(Collected data)
- - - - - - -

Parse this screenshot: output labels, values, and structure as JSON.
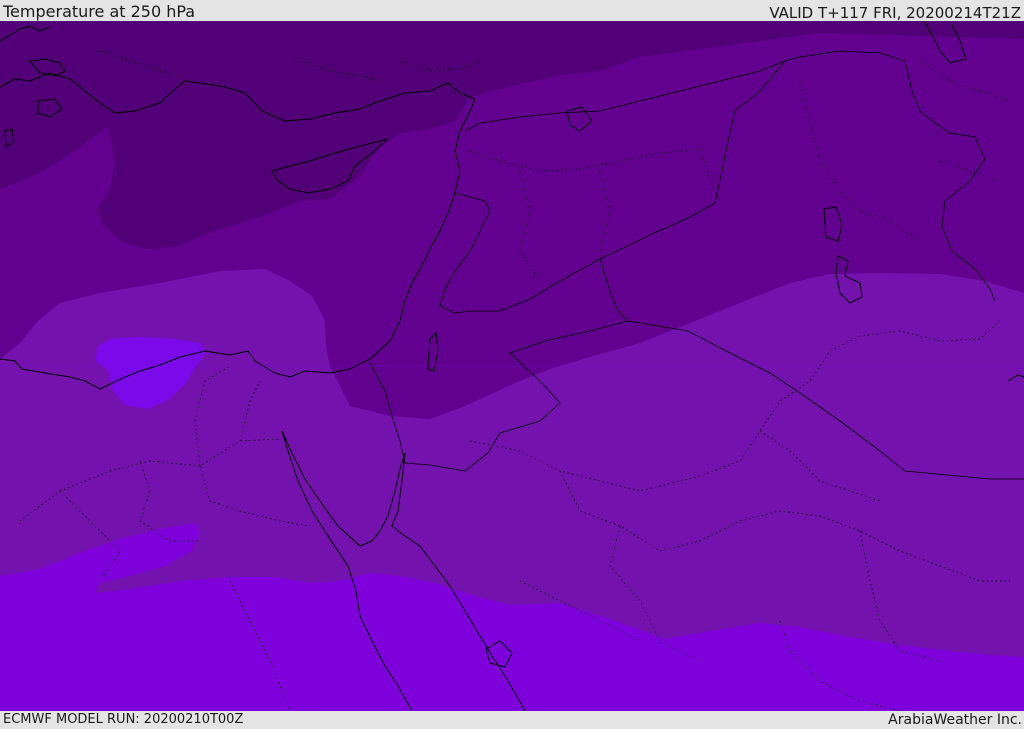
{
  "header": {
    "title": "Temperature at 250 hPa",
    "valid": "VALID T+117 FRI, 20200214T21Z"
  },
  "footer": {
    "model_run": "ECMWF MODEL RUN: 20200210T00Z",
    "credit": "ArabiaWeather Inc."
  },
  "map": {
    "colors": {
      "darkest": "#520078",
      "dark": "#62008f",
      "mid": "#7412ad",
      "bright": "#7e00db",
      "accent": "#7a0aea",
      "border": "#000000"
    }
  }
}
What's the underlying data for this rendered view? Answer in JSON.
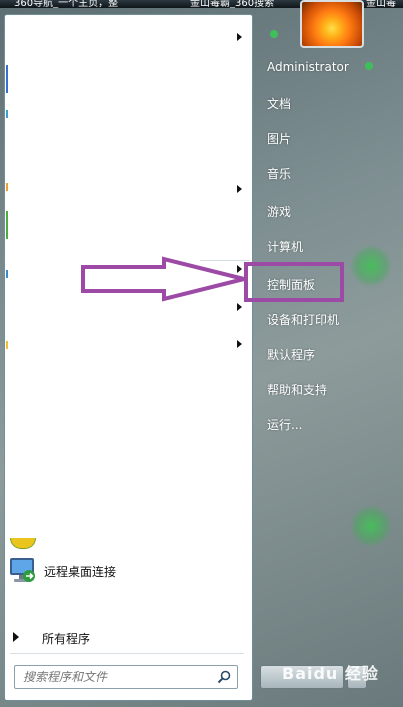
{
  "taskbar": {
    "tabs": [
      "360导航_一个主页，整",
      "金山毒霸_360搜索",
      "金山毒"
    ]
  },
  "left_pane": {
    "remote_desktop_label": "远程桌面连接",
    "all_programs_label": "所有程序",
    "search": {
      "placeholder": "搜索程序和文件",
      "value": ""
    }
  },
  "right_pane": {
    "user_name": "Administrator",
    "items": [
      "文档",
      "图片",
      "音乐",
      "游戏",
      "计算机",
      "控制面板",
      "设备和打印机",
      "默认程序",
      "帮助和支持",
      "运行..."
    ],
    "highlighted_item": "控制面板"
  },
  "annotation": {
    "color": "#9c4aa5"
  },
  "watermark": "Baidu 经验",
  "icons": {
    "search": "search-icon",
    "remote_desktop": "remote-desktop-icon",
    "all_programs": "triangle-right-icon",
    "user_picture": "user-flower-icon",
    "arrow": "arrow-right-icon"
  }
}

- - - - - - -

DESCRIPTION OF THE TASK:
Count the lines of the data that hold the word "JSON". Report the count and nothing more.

SOLUTION TO THE EXERCISE:
2